_Task statement_
Leave the pictures out and print every record below exactly as it stands.

Dataset rows describing interfaces

________

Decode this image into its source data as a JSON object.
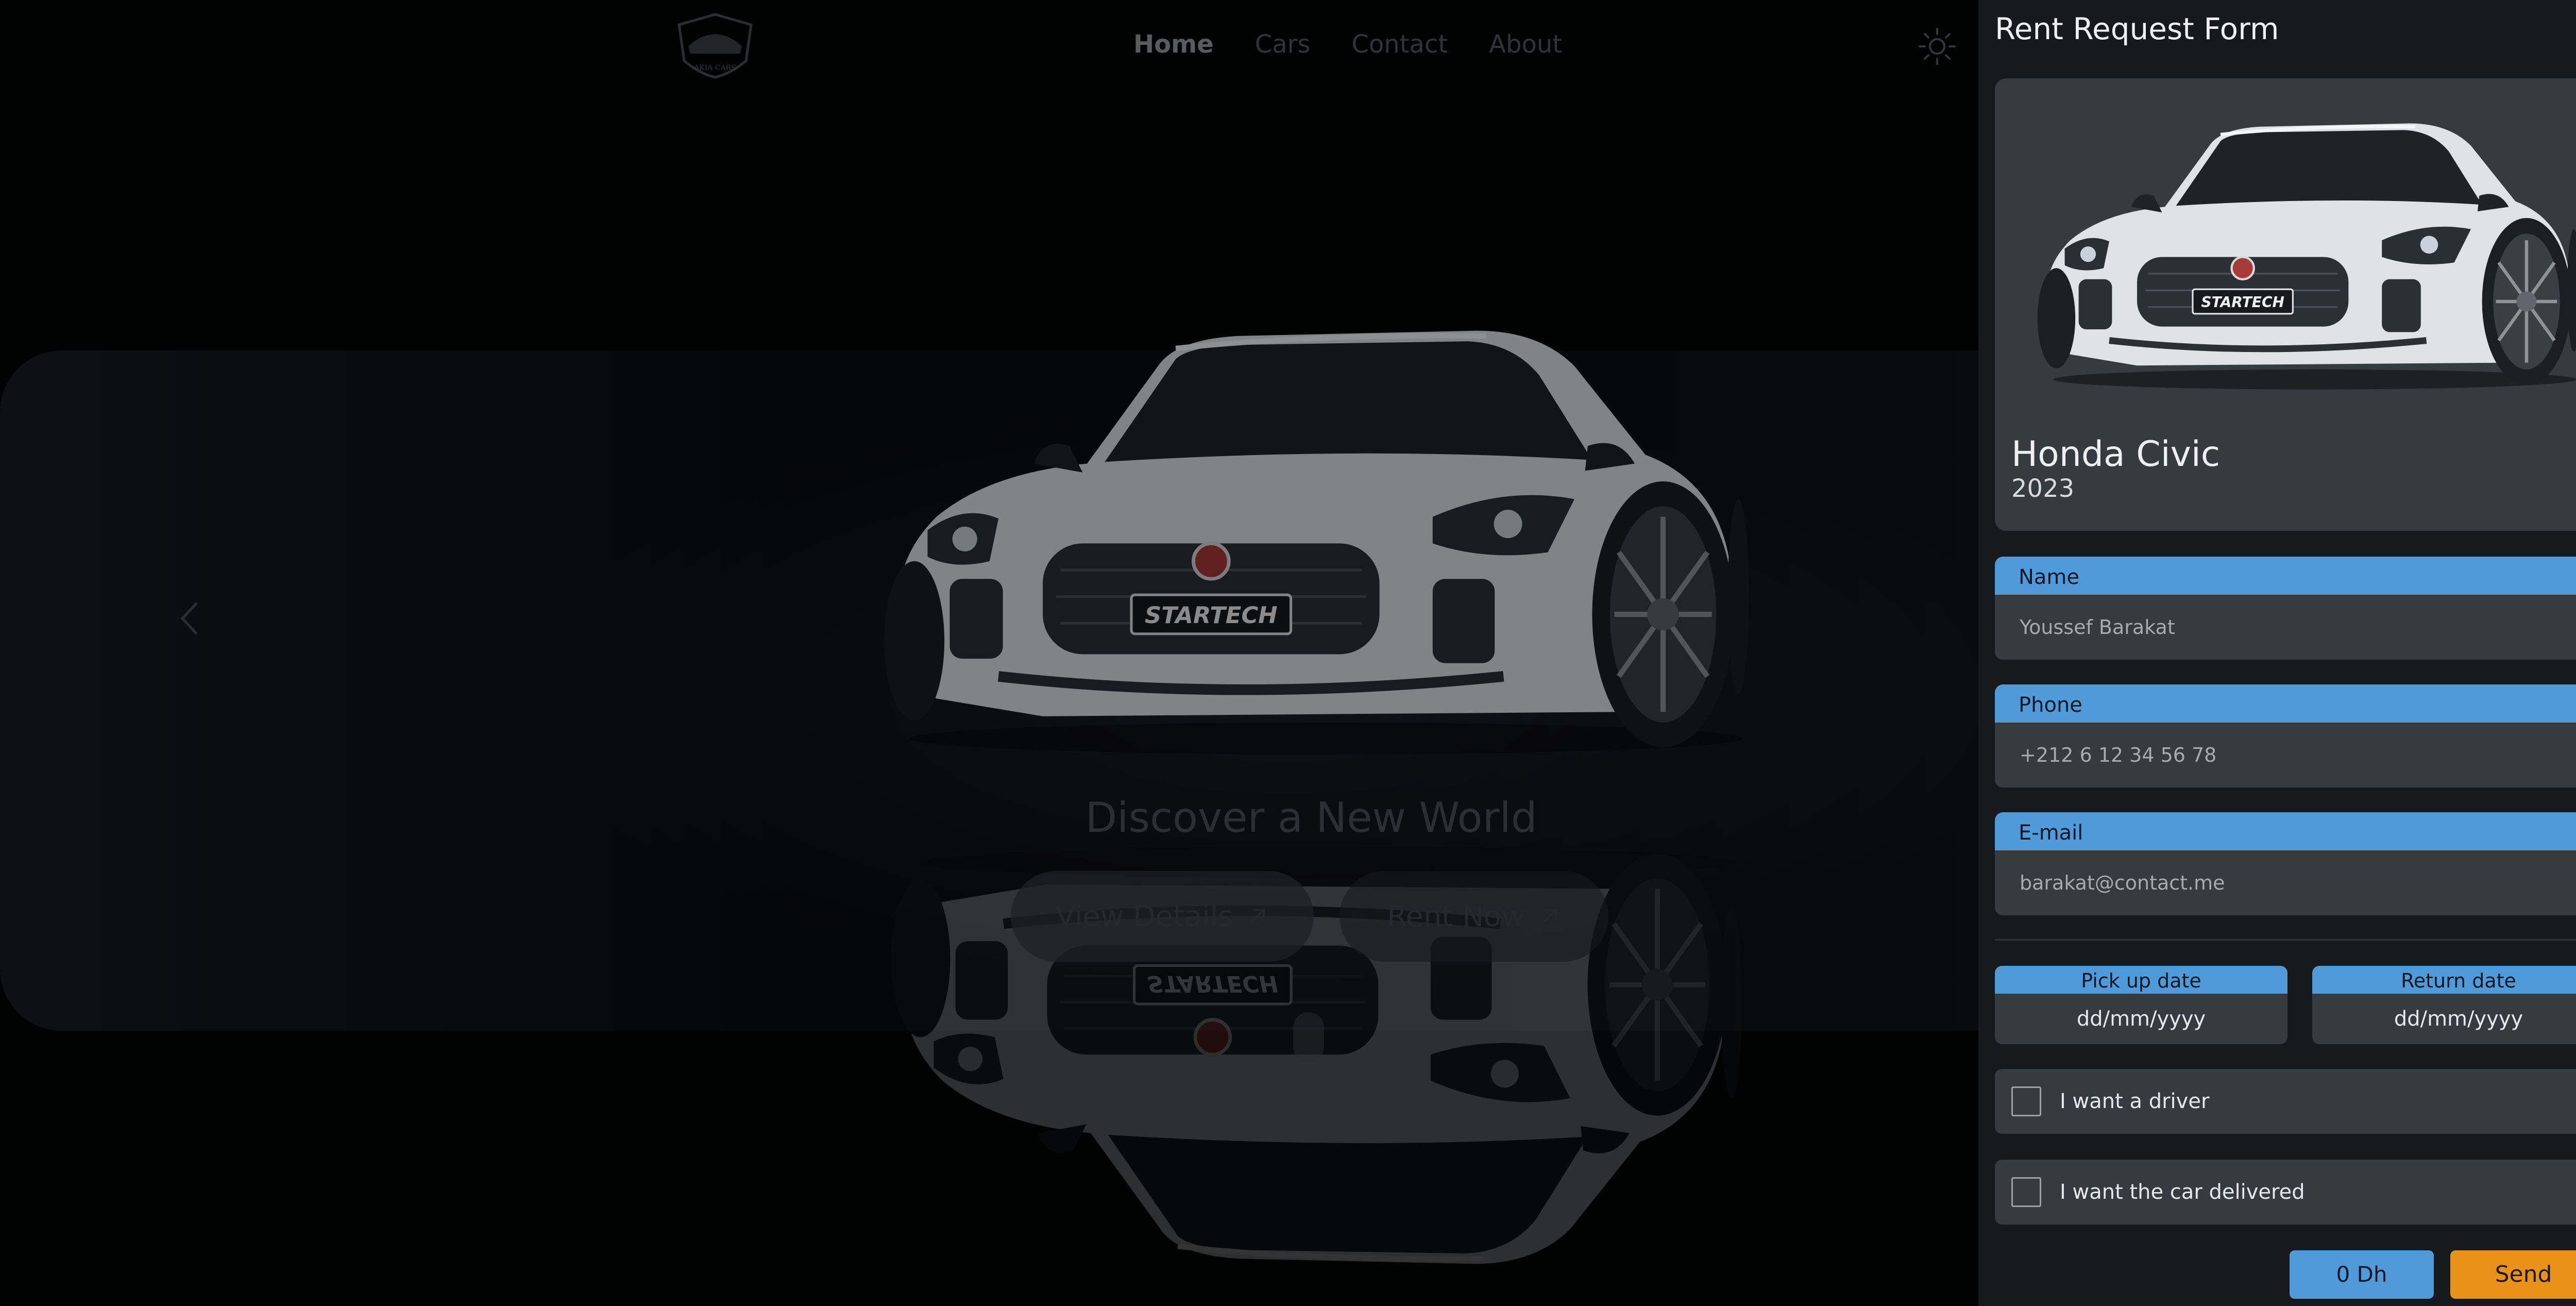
{
  "header": {
    "nav": [
      "Home",
      "Cars",
      "Contact",
      "About"
    ],
    "active": "Home",
    "logo_icon": "car-shield-logo",
    "theme_icon": "sun-icon"
  },
  "hero": {
    "tagline": "Discover a New World",
    "view_details_label": "View Details",
    "rent_now_label": "Rent Now",
    "arrow_icon": "arrow-up-right-icon",
    "plate_text": "STARTECH"
  },
  "form": {
    "title": "Rent Request Form",
    "close_icon": "close-icon",
    "car": {
      "name": "Honda Civic",
      "year": "2023"
    },
    "fields": {
      "name": {
        "label": "Name",
        "placeholder": "Youssef Barakat"
      },
      "phone": {
        "label": "Phone",
        "placeholder": "+212 6 12 34 56 78"
      },
      "email": {
        "label": "E-mail",
        "placeholder": "barakat@contact.me"
      }
    },
    "pickup": {
      "label": "Pick up date",
      "value": "dd/mm/yyyy"
    },
    "return": {
      "label": "Return date",
      "value": "dd/mm/yyyy"
    },
    "options": {
      "driver": "I want a driver",
      "delivery": "I want the car delivered"
    },
    "price": "0 Dh",
    "send_label": "Send"
  },
  "colors": {
    "accent_blue": "#4f9bd9",
    "accent_orange": "#e8921a",
    "panel_bg": "#18191c",
    "field_bg": "#363a41"
  }
}
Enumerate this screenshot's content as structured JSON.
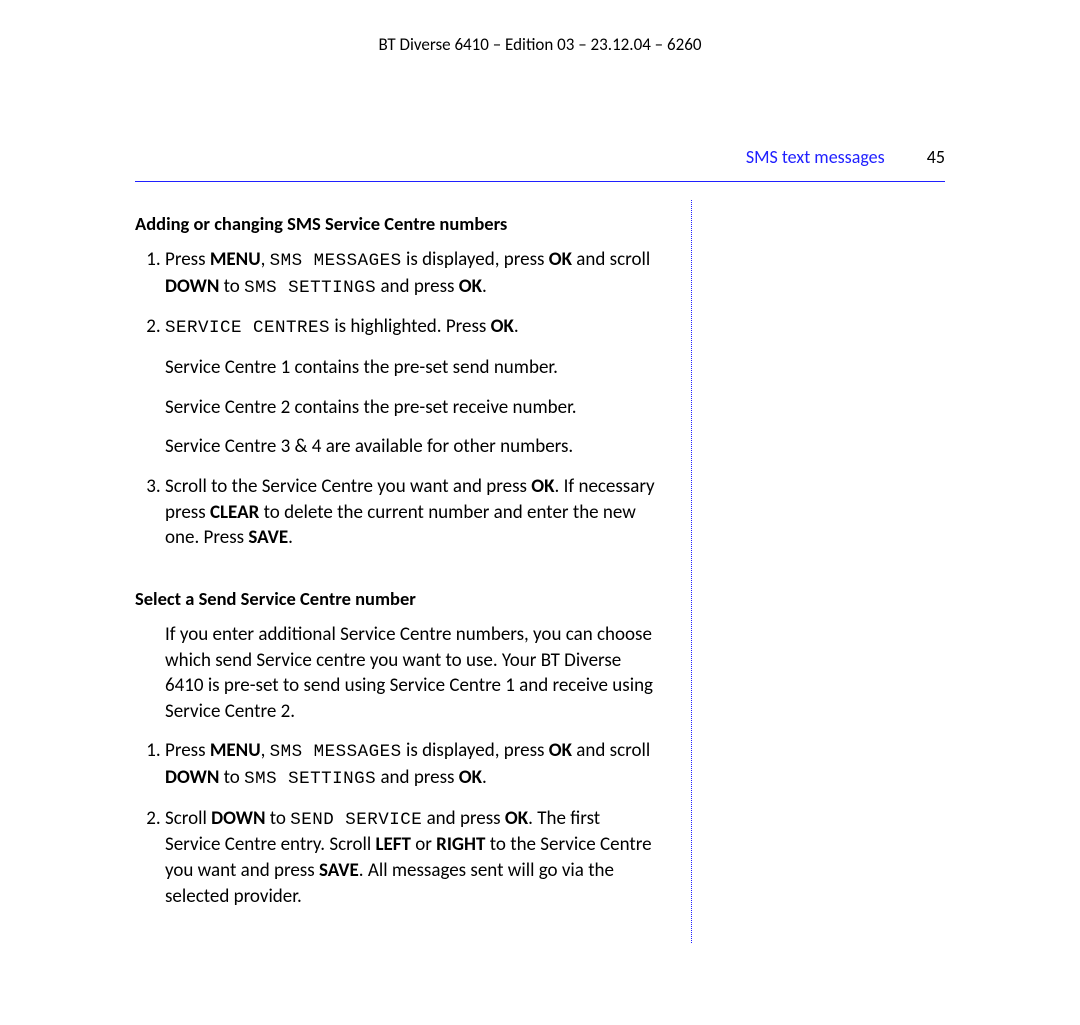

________

_Answer space_
Decode this image into its source data as a JSON object.
{
  "header": {
    "nav": [
      "Home",
      "Cars",
      "Contact",
      "About"
    ],
    "active": "Home",
    "logo_icon": "car-shield-logo",
    "theme_icon": "sun-icon"
  },
  "hero": {
    "tagline": "Discover a New World",
    "view_details_label": "View Details",
    "rent_now_label": "Rent Now",
    "arrow_icon": "arrow-up-right-icon",
    "plate_text": "STARTECH"
  },
  "form": {
    "title": "Rent Request Form",
    "close_icon": "close-icon",
    "car": {
      "name": "Honda Civic",
      "year": "2023"
    },
    "fields": {
      "name": {
        "label": "Name",
        "placeholder": "Youssef Barakat"
      },
      "phone": {
        "label": "Phone",
        "placeholder": "+212 6 12 34 56 78"
      },
      "email": {
        "label": "E-mail",
        "placeholder": "barakat@contact.me"
      }
    },
    "pickup": {
      "label": "Pick up date",
      "value": "dd/mm/yyyy"
    },
    "return": {
      "label": "Return date",
      "value": "dd/mm/yyyy"
    },
    "options": {
      "driver": "I want a driver",
      "delivery": "I want the car delivered"
    },
    "price": "0 Dh",
    "send_label": "Send"
  },
  "colors": {
    "accent_blue": "#4f9bd9",
    "accent_orange": "#e8921a",
    "panel_bg": "#18191c",
    "field_bg": "#363a41"
  }
}
Enumerate this screenshot's content as structured JSON.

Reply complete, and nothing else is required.